Using the records provided below, locate and copy each line that contains the word "does".
*** SUPPLIED DATA ***
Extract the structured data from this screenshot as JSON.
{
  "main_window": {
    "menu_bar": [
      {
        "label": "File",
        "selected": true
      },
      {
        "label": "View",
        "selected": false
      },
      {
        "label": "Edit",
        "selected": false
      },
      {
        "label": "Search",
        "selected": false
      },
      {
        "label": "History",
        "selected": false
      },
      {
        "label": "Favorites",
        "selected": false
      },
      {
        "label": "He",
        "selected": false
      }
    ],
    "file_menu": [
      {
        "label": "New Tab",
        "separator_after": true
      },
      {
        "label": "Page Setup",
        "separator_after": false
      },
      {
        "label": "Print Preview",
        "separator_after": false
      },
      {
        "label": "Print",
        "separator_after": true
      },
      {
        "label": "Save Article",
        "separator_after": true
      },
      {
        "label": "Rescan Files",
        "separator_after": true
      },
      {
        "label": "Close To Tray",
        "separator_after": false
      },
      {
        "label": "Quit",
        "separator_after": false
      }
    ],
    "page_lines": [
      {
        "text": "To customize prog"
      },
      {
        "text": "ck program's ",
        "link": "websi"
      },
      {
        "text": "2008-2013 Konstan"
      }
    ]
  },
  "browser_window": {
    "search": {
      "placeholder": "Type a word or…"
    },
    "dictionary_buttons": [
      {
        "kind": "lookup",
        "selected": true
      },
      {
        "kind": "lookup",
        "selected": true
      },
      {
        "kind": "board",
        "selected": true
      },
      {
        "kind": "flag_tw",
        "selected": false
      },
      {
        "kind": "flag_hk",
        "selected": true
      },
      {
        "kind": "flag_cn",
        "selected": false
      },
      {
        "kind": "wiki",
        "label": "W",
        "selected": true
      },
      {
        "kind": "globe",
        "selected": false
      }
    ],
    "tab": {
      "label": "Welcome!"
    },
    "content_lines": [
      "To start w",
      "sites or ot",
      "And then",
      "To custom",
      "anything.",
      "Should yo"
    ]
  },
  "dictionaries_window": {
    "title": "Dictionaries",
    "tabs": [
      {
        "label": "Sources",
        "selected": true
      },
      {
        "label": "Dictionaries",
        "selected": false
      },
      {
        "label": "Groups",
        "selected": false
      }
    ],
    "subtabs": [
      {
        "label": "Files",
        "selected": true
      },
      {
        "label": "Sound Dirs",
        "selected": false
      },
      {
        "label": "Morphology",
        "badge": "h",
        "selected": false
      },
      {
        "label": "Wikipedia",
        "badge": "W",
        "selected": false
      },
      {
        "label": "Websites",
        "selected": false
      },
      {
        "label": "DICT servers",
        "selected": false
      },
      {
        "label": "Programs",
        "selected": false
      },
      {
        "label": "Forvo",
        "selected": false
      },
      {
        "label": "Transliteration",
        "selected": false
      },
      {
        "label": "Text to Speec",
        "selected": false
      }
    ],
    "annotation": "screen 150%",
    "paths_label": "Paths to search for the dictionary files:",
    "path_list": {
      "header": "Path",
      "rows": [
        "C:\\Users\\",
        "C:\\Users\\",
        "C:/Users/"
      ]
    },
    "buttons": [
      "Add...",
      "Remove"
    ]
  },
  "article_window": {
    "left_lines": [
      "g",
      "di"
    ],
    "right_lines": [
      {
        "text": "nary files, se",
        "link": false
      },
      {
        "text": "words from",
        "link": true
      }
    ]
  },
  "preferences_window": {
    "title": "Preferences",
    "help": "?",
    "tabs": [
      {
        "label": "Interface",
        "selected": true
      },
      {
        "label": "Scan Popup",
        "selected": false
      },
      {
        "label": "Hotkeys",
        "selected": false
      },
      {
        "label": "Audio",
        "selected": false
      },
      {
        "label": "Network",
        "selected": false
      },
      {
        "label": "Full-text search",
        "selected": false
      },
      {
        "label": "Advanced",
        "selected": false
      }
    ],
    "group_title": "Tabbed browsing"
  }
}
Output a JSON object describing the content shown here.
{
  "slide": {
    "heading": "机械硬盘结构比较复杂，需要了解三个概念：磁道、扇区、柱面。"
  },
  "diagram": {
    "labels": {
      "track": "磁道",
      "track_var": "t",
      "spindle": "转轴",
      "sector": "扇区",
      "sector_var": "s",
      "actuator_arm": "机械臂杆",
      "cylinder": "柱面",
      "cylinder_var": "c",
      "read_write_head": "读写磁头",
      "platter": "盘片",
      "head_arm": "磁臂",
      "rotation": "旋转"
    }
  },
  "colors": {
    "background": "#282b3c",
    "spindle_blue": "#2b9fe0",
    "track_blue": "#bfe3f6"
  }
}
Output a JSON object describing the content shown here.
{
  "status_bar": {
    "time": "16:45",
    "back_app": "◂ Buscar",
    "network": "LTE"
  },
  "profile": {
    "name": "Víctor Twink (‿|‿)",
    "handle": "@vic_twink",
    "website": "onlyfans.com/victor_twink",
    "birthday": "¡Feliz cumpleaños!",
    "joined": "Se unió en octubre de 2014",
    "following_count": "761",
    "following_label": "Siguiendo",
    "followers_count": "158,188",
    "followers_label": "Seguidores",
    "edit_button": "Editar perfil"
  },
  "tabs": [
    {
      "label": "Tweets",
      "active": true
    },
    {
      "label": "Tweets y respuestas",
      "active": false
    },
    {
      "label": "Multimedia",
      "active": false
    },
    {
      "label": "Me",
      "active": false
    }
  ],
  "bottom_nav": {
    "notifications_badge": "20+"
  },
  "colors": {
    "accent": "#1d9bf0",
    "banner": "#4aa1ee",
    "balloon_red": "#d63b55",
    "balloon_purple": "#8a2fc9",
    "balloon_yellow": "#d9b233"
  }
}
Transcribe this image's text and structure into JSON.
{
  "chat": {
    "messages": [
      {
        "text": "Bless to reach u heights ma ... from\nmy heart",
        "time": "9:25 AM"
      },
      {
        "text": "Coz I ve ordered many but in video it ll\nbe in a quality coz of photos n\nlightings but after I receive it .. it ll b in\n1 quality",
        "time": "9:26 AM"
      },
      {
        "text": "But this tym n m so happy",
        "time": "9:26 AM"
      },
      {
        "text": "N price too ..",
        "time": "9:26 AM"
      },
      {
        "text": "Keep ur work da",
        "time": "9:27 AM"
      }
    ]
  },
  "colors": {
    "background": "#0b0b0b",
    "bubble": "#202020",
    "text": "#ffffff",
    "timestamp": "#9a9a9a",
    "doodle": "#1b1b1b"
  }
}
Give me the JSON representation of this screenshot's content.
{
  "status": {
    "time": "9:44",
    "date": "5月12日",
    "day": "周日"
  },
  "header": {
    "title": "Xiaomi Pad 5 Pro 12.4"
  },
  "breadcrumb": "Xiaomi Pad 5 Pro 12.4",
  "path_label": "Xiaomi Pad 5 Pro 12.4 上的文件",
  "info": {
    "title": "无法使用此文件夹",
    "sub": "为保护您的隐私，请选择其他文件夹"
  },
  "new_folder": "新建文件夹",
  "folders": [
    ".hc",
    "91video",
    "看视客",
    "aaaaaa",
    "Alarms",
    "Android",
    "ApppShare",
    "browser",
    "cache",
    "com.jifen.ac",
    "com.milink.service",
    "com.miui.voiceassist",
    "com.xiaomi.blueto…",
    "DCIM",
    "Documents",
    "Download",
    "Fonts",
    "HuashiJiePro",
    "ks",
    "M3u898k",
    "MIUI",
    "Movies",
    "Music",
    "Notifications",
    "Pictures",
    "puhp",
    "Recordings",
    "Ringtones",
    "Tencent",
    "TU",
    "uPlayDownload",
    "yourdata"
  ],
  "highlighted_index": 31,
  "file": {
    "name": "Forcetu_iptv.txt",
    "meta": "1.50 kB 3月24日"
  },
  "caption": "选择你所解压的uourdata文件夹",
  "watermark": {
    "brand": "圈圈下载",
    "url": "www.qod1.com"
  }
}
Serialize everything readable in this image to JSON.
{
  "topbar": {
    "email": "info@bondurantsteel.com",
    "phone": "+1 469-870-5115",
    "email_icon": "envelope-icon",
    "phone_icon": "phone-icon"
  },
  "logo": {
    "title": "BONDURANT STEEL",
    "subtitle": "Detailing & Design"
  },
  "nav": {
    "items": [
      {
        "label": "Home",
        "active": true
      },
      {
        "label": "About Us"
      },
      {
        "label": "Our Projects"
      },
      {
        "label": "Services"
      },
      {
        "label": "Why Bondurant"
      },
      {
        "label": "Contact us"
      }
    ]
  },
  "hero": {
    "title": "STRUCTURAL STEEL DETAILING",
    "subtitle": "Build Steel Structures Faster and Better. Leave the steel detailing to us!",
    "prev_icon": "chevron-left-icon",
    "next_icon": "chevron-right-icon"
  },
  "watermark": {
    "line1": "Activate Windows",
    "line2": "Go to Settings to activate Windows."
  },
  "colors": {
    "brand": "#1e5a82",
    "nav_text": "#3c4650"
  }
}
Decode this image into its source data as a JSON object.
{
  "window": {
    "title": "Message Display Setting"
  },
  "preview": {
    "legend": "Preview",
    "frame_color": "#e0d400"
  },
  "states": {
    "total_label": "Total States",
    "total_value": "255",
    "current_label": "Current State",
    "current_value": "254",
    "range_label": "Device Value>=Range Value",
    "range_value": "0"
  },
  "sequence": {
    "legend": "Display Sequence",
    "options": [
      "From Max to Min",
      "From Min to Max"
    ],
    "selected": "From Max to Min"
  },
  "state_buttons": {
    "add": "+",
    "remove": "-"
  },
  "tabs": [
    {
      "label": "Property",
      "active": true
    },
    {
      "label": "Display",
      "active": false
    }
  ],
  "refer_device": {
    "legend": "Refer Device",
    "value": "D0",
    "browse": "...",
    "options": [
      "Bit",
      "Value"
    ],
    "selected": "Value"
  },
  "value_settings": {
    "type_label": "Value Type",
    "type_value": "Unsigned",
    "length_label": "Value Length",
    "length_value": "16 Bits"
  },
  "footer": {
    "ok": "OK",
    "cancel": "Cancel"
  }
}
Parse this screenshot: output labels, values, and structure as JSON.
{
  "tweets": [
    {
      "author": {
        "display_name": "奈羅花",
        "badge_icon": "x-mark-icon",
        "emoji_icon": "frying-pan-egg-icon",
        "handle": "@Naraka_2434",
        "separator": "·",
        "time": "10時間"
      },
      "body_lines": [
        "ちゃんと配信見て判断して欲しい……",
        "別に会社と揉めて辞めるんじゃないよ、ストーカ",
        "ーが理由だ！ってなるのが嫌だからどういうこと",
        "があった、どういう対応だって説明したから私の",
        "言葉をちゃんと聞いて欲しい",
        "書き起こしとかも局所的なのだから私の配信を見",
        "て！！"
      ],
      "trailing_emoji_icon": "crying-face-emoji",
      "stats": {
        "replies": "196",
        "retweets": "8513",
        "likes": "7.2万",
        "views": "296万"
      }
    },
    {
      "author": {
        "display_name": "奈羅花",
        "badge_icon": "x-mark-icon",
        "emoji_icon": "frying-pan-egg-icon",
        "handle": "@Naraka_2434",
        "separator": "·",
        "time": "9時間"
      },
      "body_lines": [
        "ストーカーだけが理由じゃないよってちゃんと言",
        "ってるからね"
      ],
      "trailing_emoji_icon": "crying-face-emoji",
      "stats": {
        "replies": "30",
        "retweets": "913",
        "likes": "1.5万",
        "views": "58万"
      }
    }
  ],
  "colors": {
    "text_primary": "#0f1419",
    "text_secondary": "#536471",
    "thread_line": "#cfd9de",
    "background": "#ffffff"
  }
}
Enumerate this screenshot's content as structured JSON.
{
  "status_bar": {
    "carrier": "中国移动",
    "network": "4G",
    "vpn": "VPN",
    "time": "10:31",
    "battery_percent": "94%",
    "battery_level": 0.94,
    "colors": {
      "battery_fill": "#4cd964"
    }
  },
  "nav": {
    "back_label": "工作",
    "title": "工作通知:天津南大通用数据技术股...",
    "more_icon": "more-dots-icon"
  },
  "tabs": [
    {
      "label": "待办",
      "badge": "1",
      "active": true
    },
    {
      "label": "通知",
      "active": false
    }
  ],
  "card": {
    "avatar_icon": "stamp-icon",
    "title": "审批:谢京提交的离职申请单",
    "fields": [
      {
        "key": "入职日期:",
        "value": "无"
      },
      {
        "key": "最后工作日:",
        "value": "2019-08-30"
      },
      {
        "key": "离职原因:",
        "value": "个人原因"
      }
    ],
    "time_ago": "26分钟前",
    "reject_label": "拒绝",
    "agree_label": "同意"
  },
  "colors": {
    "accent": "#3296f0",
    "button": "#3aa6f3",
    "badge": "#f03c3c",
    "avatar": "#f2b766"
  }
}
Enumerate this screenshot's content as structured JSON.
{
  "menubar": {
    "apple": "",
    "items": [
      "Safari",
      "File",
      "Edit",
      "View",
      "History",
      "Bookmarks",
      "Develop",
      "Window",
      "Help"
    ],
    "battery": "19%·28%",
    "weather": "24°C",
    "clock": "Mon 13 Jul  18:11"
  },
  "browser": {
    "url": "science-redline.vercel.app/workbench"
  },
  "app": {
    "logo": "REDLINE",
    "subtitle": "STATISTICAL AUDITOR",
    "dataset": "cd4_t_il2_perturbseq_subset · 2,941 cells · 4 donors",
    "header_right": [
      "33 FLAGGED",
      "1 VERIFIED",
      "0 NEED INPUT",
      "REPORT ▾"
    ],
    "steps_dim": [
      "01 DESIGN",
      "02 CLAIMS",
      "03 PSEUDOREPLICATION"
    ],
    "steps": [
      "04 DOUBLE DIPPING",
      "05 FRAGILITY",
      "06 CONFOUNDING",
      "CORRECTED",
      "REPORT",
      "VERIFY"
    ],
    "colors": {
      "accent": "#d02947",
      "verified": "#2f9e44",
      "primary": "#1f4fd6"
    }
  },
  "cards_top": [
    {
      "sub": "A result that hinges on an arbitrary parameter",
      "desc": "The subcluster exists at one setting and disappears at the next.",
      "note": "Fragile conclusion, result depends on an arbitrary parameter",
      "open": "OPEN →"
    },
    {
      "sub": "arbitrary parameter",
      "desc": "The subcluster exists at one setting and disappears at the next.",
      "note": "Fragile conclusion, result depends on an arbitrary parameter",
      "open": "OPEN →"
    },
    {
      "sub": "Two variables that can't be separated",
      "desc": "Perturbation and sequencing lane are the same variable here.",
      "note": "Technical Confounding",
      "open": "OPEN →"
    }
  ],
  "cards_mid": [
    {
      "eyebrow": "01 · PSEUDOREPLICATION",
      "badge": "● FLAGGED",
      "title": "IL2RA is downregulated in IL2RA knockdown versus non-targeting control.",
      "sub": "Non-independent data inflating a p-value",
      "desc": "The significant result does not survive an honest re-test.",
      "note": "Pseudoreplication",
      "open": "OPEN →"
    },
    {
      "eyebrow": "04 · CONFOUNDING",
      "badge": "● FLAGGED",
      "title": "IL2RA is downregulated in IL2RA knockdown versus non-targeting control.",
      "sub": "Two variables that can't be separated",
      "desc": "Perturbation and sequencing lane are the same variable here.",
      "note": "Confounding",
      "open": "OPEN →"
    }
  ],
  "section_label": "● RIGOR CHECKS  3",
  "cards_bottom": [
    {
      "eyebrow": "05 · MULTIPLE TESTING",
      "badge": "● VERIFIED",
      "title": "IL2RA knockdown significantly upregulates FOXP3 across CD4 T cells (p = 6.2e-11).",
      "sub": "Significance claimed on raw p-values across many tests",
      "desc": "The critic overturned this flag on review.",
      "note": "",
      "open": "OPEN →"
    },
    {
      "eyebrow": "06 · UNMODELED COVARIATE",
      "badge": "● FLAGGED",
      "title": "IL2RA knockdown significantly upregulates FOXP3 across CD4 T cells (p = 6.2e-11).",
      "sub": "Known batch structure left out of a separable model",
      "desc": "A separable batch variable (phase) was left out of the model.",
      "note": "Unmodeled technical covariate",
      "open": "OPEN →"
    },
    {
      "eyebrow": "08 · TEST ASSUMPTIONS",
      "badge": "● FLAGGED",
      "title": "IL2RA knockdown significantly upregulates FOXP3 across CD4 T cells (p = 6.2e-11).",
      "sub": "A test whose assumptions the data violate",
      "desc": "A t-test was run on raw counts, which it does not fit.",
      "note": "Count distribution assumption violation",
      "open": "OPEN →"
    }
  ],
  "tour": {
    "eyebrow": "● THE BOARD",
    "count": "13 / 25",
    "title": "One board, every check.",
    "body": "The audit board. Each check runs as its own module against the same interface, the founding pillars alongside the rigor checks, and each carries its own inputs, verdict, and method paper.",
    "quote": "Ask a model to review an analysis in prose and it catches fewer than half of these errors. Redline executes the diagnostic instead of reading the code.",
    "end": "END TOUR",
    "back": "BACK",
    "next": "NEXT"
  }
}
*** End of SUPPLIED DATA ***
_TASK ANSWER_
      "desc": "The significant result does not survive an honest re-test.",
      "desc": "A t-test was run on raw counts, which it does not fit.",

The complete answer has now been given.